The department for the environment and energy in Australia has appointed UK-based analytics firm Maestrano Group to equip drones with video analytics technologies to ensure former mining regions are returned to their former state, in line with the surrounding environment.
The government has ruled the last operational uranium mine in the region must cease operations in 2021. Decommissioning and revegetation of the site must finish by 2026. It is developing methods to monitor revegetation of the site, including the use of drone-based technologies.
Maestrano Group, which sells ‘transport corridor’ analytics solutions, has won the tender via its subsidiary Airsight, which sells ‘light direction and ranging (LiDAR) scanning unit, under the brand NextCore. Airsight will equip vertical takeoff and landing (VTOL) drones with the NextCore platform.
The drones will operate ‘beyond visual line of site’ (BVLOS), in accordance with the Civil Aviation Safety Authority of Australia. The drone payload will include hyperspectral and multispectral sensors, integrated with the LiDAR capability, said Maestrano.

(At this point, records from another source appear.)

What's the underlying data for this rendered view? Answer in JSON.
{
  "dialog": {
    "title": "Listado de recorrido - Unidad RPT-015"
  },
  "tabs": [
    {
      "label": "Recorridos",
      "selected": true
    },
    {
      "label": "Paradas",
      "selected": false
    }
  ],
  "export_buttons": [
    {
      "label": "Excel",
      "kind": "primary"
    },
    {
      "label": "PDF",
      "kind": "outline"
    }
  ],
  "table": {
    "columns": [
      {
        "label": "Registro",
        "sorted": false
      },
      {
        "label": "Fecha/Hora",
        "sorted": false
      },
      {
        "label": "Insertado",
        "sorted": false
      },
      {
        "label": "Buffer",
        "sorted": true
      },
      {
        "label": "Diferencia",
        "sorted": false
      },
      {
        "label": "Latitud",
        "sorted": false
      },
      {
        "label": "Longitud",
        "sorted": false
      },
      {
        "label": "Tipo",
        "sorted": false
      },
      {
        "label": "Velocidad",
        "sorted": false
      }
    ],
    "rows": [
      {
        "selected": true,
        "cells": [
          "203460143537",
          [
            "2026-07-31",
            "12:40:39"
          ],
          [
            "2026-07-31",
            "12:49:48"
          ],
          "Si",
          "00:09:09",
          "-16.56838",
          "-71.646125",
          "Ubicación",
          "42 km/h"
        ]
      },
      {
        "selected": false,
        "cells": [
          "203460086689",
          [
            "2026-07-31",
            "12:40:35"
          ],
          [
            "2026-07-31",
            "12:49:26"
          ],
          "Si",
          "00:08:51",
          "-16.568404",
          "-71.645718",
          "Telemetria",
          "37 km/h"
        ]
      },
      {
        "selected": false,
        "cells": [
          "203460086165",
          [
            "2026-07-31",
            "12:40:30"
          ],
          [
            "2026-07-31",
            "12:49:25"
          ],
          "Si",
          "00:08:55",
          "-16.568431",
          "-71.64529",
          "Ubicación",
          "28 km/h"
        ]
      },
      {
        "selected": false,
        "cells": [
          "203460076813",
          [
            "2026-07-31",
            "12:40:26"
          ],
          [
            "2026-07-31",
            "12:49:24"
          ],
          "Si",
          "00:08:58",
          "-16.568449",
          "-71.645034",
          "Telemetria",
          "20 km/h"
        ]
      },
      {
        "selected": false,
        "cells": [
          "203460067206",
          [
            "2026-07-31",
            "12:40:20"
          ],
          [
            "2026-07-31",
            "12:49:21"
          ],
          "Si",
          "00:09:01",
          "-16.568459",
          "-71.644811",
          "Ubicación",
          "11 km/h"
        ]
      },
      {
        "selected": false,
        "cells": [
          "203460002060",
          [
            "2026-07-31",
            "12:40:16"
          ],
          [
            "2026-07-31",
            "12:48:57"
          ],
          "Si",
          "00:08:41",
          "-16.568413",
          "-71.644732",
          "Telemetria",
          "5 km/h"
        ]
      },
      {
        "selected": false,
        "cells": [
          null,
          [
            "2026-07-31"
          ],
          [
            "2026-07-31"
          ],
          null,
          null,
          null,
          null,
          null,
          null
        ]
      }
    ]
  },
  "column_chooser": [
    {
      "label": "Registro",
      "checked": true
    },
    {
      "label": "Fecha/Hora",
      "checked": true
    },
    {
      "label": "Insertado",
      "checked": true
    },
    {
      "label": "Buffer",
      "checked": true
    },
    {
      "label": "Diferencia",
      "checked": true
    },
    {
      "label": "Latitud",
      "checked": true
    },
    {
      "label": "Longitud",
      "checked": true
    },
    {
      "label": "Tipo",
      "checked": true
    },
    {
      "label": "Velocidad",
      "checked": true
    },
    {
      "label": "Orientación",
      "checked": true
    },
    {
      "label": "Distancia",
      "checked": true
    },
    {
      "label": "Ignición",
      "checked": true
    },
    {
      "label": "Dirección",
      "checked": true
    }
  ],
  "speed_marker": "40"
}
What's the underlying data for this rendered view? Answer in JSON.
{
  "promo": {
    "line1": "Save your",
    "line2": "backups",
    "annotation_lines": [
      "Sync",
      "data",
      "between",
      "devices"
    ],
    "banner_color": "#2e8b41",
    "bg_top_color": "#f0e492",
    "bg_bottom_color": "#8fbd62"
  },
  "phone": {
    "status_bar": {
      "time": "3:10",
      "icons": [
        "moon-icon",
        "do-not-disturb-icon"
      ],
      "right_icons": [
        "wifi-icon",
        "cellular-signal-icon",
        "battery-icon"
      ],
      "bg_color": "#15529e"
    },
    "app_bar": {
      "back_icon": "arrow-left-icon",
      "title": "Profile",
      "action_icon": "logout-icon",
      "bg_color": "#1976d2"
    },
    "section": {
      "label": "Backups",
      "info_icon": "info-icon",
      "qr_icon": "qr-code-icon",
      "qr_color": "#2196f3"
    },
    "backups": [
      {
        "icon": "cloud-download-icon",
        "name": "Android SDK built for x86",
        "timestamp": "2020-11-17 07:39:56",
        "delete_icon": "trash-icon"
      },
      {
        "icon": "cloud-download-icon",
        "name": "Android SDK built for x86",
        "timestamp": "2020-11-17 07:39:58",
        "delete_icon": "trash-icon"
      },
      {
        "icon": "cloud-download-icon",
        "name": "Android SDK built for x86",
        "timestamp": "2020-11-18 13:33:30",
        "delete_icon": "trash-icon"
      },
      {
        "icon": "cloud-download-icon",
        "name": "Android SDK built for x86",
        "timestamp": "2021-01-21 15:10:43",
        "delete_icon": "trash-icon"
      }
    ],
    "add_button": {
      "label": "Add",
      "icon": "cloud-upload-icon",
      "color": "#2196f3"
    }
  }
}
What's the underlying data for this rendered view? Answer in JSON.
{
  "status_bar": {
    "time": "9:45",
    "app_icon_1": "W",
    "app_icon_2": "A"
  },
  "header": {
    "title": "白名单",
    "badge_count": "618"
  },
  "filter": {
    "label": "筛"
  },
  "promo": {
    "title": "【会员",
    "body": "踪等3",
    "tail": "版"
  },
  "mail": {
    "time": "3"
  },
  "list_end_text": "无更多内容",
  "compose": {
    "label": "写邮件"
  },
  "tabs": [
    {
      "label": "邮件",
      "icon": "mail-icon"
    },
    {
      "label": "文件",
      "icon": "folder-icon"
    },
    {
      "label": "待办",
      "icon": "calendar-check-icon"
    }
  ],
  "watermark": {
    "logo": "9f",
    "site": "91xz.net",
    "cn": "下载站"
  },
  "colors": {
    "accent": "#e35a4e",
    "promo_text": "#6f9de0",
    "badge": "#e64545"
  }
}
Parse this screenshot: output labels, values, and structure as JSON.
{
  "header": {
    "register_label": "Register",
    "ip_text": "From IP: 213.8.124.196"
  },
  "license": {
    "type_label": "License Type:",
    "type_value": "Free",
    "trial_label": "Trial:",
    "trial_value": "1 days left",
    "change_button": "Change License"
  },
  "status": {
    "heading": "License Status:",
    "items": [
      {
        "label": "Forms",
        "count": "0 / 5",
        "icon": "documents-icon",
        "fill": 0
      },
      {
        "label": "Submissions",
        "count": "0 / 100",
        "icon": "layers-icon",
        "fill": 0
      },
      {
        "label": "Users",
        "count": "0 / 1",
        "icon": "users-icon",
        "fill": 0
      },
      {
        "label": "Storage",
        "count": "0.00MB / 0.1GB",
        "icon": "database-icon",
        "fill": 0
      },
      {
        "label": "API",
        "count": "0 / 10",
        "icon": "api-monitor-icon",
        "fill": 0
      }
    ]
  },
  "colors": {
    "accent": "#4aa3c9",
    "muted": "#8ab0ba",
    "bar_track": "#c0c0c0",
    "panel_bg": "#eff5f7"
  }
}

The drones will acquire data from the savanna ecosystem in Kakadu National Park, in Australia’s Northern Territory. The analytics platform will derive metrics about trees, including tree height, canopy depth, canopy diameters and tree diameter.
Nick Smith, co-founder of Airsight and vice president of sales at Maestrano, said the deal will see his company “integrate complex sensors for specialised aerial surveying over large areas.”